Patches: What’s the over/under of mastermind antagonists at the end of the season? Everyone’s henchmen have to be as good as dead. It’s just a question of who is going to kill them and who they are going to kill first. Can more than one (or any) of Markham, Katherine, Wynn, and Boyd survive? Their interests seem pretty darn opposed.
Jeff: I’ll piggyback on you. Lots of big fish in the small pond of Harlan. I want to know whether Boyd Crowder can really be smarter than everyone else. Maybe just luckier.
Jeff: No Tim and no Art make Jeff something something. Who is a better partner for Raylan, Tim or Rachel?
Patches: Rachel is the far better partner. I’d still rather watch Tim and Raylan, however. So much unrepentant assholery packed into one vehicle.
Patches: This henchman powwow brought to you by Windows! Was that the most obnoxious product placement in Justified history?
Jeff: It honestly didn’t bother me, even on rewatch. Not quite as fun as Boyd wanting to open a Dairy Queen though.
Jeff: Would someone threatening Ava actually stop Boyd?

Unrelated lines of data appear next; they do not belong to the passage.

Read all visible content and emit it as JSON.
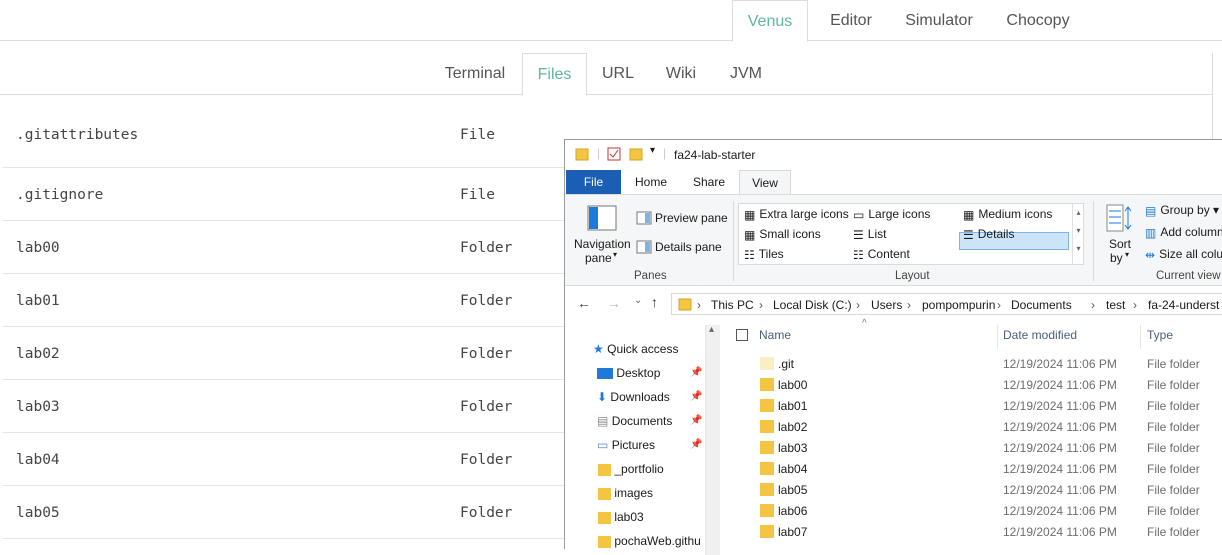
{
  "top_tabs": [
    "Venus",
    "Editor",
    "Simulator",
    "Chocopy"
  ],
  "sub_tabs": [
    "Terminal",
    "Files",
    "URL",
    "Wiki",
    "JVM"
  ],
  "files": [
    {
      "name": ".gitattributes",
      "type": "File"
    },
    {
      "name": ".gitignore",
      "type": "File"
    },
    {
      "name": "lab00",
      "type": "Folder"
    },
    {
      "name": "lab01",
      "type": "Folder"
    },
    {
      "name": "lab02",
      "type": "Folder"
    },
    {
      "name": "lab03",
      "type": "Folder"
    },
    {
      "name": "lab04",
      "type": "Folder"
    },
    {
      "name": "lab05",
      "type": "Folder"
    }
  ],
  "explorer": {
    "title": "fa24-lab-starter",
    "ribbon_tabs": [
      "File",
      "Home",
      "Share",
      "View"
    ],
    "panes": {
      "navigation_pane": "Navigation",
      "navigation_pane_2": "pane",
      "preview_pane": "Preview pane",
      "details_pane": "Details pane",
      "group": "Panes"
    },
    "layout": {
      "extra_large_icons": "Extra large icons",
      "large_icons": "Large icons",
      "medium_icons": "Medium icons",
      "small_icons": "Small icons",
      "list": "List",
      "details": "Details",
      "tiles": "Tiles",
      "content": "Content",
      "group": "Layout"
    },
    "current_view": {
      "sort": "Sort",
      "by": "by",
      "group_by": "Group by",
      "add_columns": "Add column",
      "size_all": "Size all colu",
      "group": "Current view"
    },
    "breadcrumbs": [
      "This PC",
      "Local Disk (C:)",
      "Users",
      "pompompurin",
      "Documents",
      "test",
      "fa-24-underst"
    ],
    "nav": {
      "quick_access": "Quick access",
      "items": [
        "Desktop",
        "Downloads",
        "Documents",
        "Pictures",
        "_portfolio",
        "images",
        "lab03",
        "pochaWeb.githu"
      ]
    },
    "columns": {
      "name": "Name",
      "date": "Date modified",
      "type": "Type"
    },
    "rows": [
      {
        "name": ".git",
        "date": "12/19/2024 11:06 PM",
        "type": "File folder"
      },
      {
        "name": "lab00",
        "date": "12/19/2024 11:06 PM",
        "type": "File folder"
      },
      {
        "name": "lab01",
        "date": "12/19/2024 11:06 PM",
        "type": "File folder"
      },
      {
        "name": "lab02",
        "date": "12/19/2024 11:06 PM",
        "type": "File folder"
      },
      {
        "name": "lab03",
        "date": "12/19/2024 11:06 PM",
        "type": "File folder"
      },
      {
        "name": "lab04",
        "date": "12/19/2024 11:06 PM",
        "type": "File folder"
      },
      {
        "name": "lab05",
        "date": "12/19/2024 11:06 PM",
        "type": "File folder"
      },
      {
        "name": "lab06",
        "date": "12/19/2024 11:06 PM",
        "type": "File folder"
      },
      {
        "name": "lab07",
        "date": "12/19/2024 11:06 PM",
        "type": "File folder"
      }
    ]
  },
  "colors": {
    "accent": "#5fb89c",
    "file_tab": "#1a5fb4",
    "folder": "#f4c542",
    "selection": "#cce4f7"
  }
}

How about after she shows him her bullet scar (among other things)?
Patches: Maybe? I think his feelings for Ava are sincere, but he’s also too smart to be taken in by anyone’s feminine wiles.
Patches: Now that we’ve seen Wynn Duffy in a thong, what unexpected-but-totally-believable combination of character and underwear is next?
Jeff: Ty Walker in a sequined bra. Call me a peacock, will you?
Jeff: How sad will you be when Choo-Choo dies? Would you feel better if he died fighting a train?
Patches: Inconsolable, unless it’s done by Constable Bob Sweeney cooking up some beef stew. #YOLO!
Patches: Do you still have your “Letterman Jacket?”
Jeff: From that time I saw the Late Show? Honestly, I don’t remember it being a big thing at my school, or at least I never had an interest in it. I did letter in band though! Do kids still care about that kind of thing?